Work item: In the listing below, count the lines containing the string "COPY" and state only the number.

[[ Information open ]]

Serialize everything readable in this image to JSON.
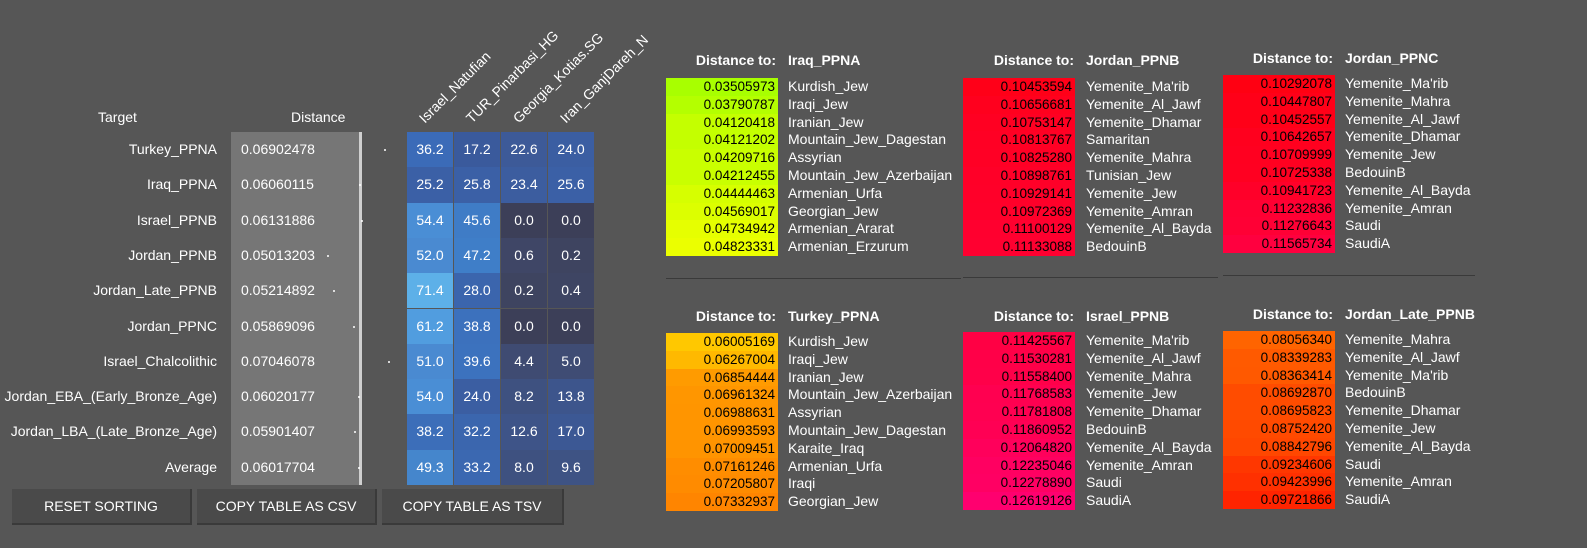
{
  "table": {
    "header_target": "Target",
    "header_distance": "Distance",
    "columns": [
      "Israel_Natufian",
      "TUR_Pinarbasi_HG",
      "Georgia_Kotias.SG",
      "Iran_GanjDareh_N"
    ],
    "rows": [
      {
        "target": "Turkey_PPNA",
        "distance": "0.06902478",
        "values": [
          "36.2",
          "17.2",
          "22.6",
          "24.0"
        ],
        "colors": [
          "#3b6bb8",
          "#3a5a9c",
          "#3d5a98",
          "#3b5ea2"
        ]
      },
      {
        "target": "Iraq_PPNA",
        "distance": "0.06060115",
        "values": [
          "25.2",
          "25.8",
          "23.4",
          "25.6"
        ],
        "colors": [
          "#3b60a6",
          "#3b60a6",
          "#3c5d9f",
          "#3b60a6"
        ]
      },
      {
        "target": "Israel_PPNB",
        "distance": "0.06131886",
        "values": [
          "54.4",
          "45.6",
          "0.0",
          "0.0"
        ],
        "colors": [
          "#4a8ed5",
          "#3f7cc6",
          "#3c3f58",
          "#3c3f58"
        ]
      },
      {
        "target": "Jordan_PPNB",
        "distance": "0.05013203",
        "values": [
          "52.0",
          "47.2",
          "0.6",
          "0.2"
        ],
        "colors": [
          "#4a8ad1",
          "#3f7ec8",
          "#3f4666",
          "#3e4460"
        ]
      },
      {
        "target": "Jordan_Late_PPNB",
        "distance": "0.05214892",
        "values": [
          "71.4",
          "28.0",
          "0.2",
          "0.4"
        ],
        "colors": [
          "#5db0e8",
          "#3b65ad",
          "#3e4460",
          "#3e4563"
        ]
      },
      {
        "target": "Jordan_PPNC",
        "distance": "0.05869096",
        "values": [
          "61.2",
          "38.8",
          "0.0",
          "0.0"
        ],
        "colors": [
          "#519ddf",
          "#3c71bd",
          "#3c3f58",
          "#3c3f58"
        ]
      },
      {
        "target": "Israel_Chalcolithic",
        "distance": "0.07046078",
        "values": [
          "51.0",
          "39.6",
          "4.4",
          "5.0"
        ],
        "colors": [
          "#4a8ad1",
          "#3c72be",
          "#3f4b72",
          "#3f4c74"
        ]
      },
      {
        "target": "Jordan_EBA_(Early_Bronze_Age)",
        "distance": "0.06020177",
        "values": [
          "54.0",
          "24.0",
          "8.2",
          "13.8"
        ],
        "colors": [
          "#4a8ed5",
          "#3b5ea2",
          "#3e5180",
          "#3d558c"
        ]
      },
      {
        "target": "Jordan_LBA_(Late_Bronze_Age)",
        "distance": "0.05901407",
        "values": [
          "38.2",
          "32.2",
          "12.6",
          "17.0"
        ],
        "colors": [
          "#3c6eb9",
          "#3b66ae",
          "#3e5488",
          "#3c5894"
        ]
      },
      {
        "target": "Average",
        "distance": "0.06017704",
        "values": [
          "49.3",
          "33.2",
          "8.0",
          "9.6"
        ],
        "colors": [
          "#4586cc",
          "#3b68b1",
          "#3e5180",
          "#3e5384"
        ]
      }
    ]
  },
  "buttons": {
    "reset": "RESET SORTING",
    "csv": "COPY TABLE AS CSV",
    "tsv": "COPY TABLE AS TSV"
  },
  "panels": [
    {
      "label": "Distance to:",
      "target": "Iraq_PPNA",
      "entries": [
        {
          "d": "0.03505973",
          "pop": "Kurdish_Jew",
          "c": "#a8ff00"
        },
        {
          "d": "0.03790787",
          "pop": "Iraqi_Jew",
          "c": "#b4ff00"
        },
        {
          "d": "0.04120418",
          "pop": "Iranian_Jew",
          "c": "#c4ff00"
        },
        {
          "d": "0.04121202",
          "pop": "Mountain_Jew_Dagestan",
          "c": "#c4ff00"
        },
        {
          "d": "0.04209716",
          "pop": "Assyrian",
          "c": "#c9ff00"
        },
        {
          "d": "0.04212455",
          "pop": "Mountain_Jew_Azerbaijan",
          "c": "#c9ff00"
        },
        {
          "d": "0.04444463",
          "pop": "Armenian_Urfa",
          "c": "#d6ff00"
        },
        {
          "d": "0.04569017",
          "pop": "Georgian_Jew",
          "c": "#dcff00"
        },
        {
          "d": "0.04734942",
          "pop": "Armenian_Ararat",
          "c": "#e6ff00"
        },
        {
          "d": "0.04823331",
          "pop": "Armenian_Erzurum",
          "c": "#ebff00"
        }
      ]
    },
    {
      "label": "Distance to:",
      "target": "Jordan_PPNB",
      "entries": [
        {
          "d": "0.10453594",
          "pop": "Yemenite_Ma'rib",
          "c": "#ff0018"
        },
        {
          "d": "0.10656681",
          "pop": "Yemenite_Al_Jawf",
          "c": "#ff001e"
        },
        {
          "d": "0.10753147",
          "pop": "Yemenite_Dhamar",
          "c": "#ff0022"
        },
        {
          "d": "0.10813767",
          "pop": "Samaritan",
          "c": "#ff0024"
        },
        {
          "d": "0.10825280",
          "pop": "Yemenite_Mahra",
          "c": "#ff0025"
        },
        {
          "d": "0.10898761",
          "pop": "Tunisian_Jew",
          "c": "#ff0028"
        },
        {
          "d": "0.10929141",
          "pop": "Yemenite_Jew",
          "c": "#ff0029"
        },
        {
          "d": "0.10972369",
          "pop": "Yemenite_Amran",
          "c": "#ff002a"
        },
        {
          "d": "0.11100129",
          "pop": "Yemenite_Al_Bayda",
          "c": "#ff002f"
        },
        {
          "d": "0.11133088",
          "pop": "BedouinB",
          "c": "#ff0030"
        }
      ]
    },
    {
      "label": "Distance to:",
      "target": "Jordan_PPNC",
      "entries": [
        {
          "d": "0.10292078",
          "pop": "Yemenite_Ma'rib",
          "c": "#ff0012"
        },
        {
          "d": "0.10447807",
          "pop": "Yemenite_Mahra",
          "c": "#ff0018"
        },
        {
          "d": "0.10452557",
          "pop": "Yemenite_Al_Jawf",
          "c": "#ff0018"
        },
        {
          "d": "0.10642657",
          "pop": "Yemenite_Dhamar",
          "c": "#ff001e"
        },
        {
          "d": "0.10709999",
          "pop": "Yemenite_Jew",
          "c": "#ff0020"
        },
        {
          "d": "0.10725338",
          "pop": "BedouinB",
          "c": "#ff0021"
        },
        {
          "d": "0.10941723",
          "pop": "Yemenite_Al_Bayda",
          "c": "#ff0029"
        },
        {
          "d": "0.11232836",
          "pop": "Yemenite_Amran",
          "c": "#ff0033"
        },
        {
          "d": "0.11276643",
          "pop": "Saudi",
          "c": "#ff0035"
        },
        {
          "d": "0.11565734",
          "pop": "SaudiA",
          "c": "#ff003f"
        }
      ]
    },
    {
      "label": "Distance to:",
      "target": "Turkey_PPNA",
      "entries": [
        {
          "d": "0.06005169",
          "pop": "Kurdish_Jew",
          "c": "#ffc800"
        },
        {
          "d": "0.06267004",
          "pop": "Iraqi_Jew",
          "c": "#ffb900"
        },
        {
          "d": "0.06854444",
          "pop": "Iranian_Jew",
          "c": "#ff9b00"
        },
        {
          "d": "0.06961324",
          "pop": "Mountain_Jew_Azerbaijan",
          "c": "#ff9600"
        },
        {
          "d": "0.06988631",
          "pop": "Assyrian",
          "c": "#ff9500"
        },
        {
          "d": "0.06993593",
          "pop": "Mountain_Jew_Dagestan",
          "c": "#ff9500"
        },
        {
          "d": "0.07009451",
          "pop": "Karaite_Iraq",
          "c": "#ff9400"
        },
        {
          "d": "0.07161246",
          "pop": "Armenian_Urfa",
          "c": "#ff8d00"
        },
        {
          "d": "0.07205807",
          "pop": "Iraqi",
          "c": "#ff8b00"
        },
        {
          "d": "0.07332937",
          "pop": "Georgian_Jew",
          "c": "#ff8500"
        }
      ]
    },
    {
      "label": "Distance to:",
      "target": "Israel_PPNB",
      "entries": [
        {
          "d": "0.11425567",
          "pop": "Yemenite_Ma'rib",
          "c": "#ff0044"
        },
        {
          "d": "0.11530281",
          "pop": "Yemenite_Al_Jawf",
          "c": "#ff0048"
        },
        {
          "d": "0.11558400",
          "pop": "Yemenite_Mahra",
          "c": "#ff0049"
        },
        {
          "d": "0.11768583",
          "pop": "Yemenite_Jew",
          "c": "#ff0050"
        },
        {
          "d": "0.11781808",
          "pop": "Yemenite_Dhamar",
          "c": "#ff0051"
        },
        {
          "d": "0.11860952",
          "pop": "BedouinB",
          "c": "#ff0054"
        },
        {
          "d": "0.12064820",
          "pop": "Yemenite_Al_Bayda",
          "c": "#ff005b"
        },
        {
          "d": "0.12235046",
          "pop": "Yemenite_Amran",
          "c": "#ff0061"
        },
        {
          "d": "0.12278890",
          "pop": "Saudi",
          "c": "#ff0063"
        },
        {
          "d": "0.12619126",
          "pop": "SaudiA",
          "c": "#ff006f"
        }
      ]
    },
    {
      "label": "Distance to:",
      "target": "Jordan_Late_PPNB",
      "entries": [
        {
          "d": "0.08056340",
          "pop": "Yemenite_Mahra",
          "c": "#ff6400"
        },
        {
          "d": "0.08339283",
          "pop": "Yemenite_Al_Jawf",
          "c": "#ff5a00"
        },
        {
          "d": "0.08363414",
          "pop": "Yemenite_Ma'rib",
          "c": "#ff5900"
        },
        {
          "d": "0.08692870",
          "pop": "BedouinB",
          "c": "#ff4c00"
        },
        {
          "d": "0.08695823",
          "pop": "Yemenite_Dhamar",
          "c": "#ff4c00"
        },
        {
          "d": "0.08752420",
          "pop": "Yemenite_Jew",
          "c": "#ff4a00"
        },
        {
          "d": "0.08842796",
          "pop": "Yemenite_Al_Bayda",
          "c": "#ff4700"
        },
        {
          "d": "0.09234606",
          "pop": "Saudi",
          "c": "#ff3700"
        },
        {
          "d": "0.09423996",
          "pop": "Yemenite_Amran",
          "c": "#ff3000"
        },
        {
          "d": "0.09721866",
          "pop": "SaudiA",
          "c": "#ff2400"
        }
      ]
    }
  ]
}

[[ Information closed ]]

Written response: 2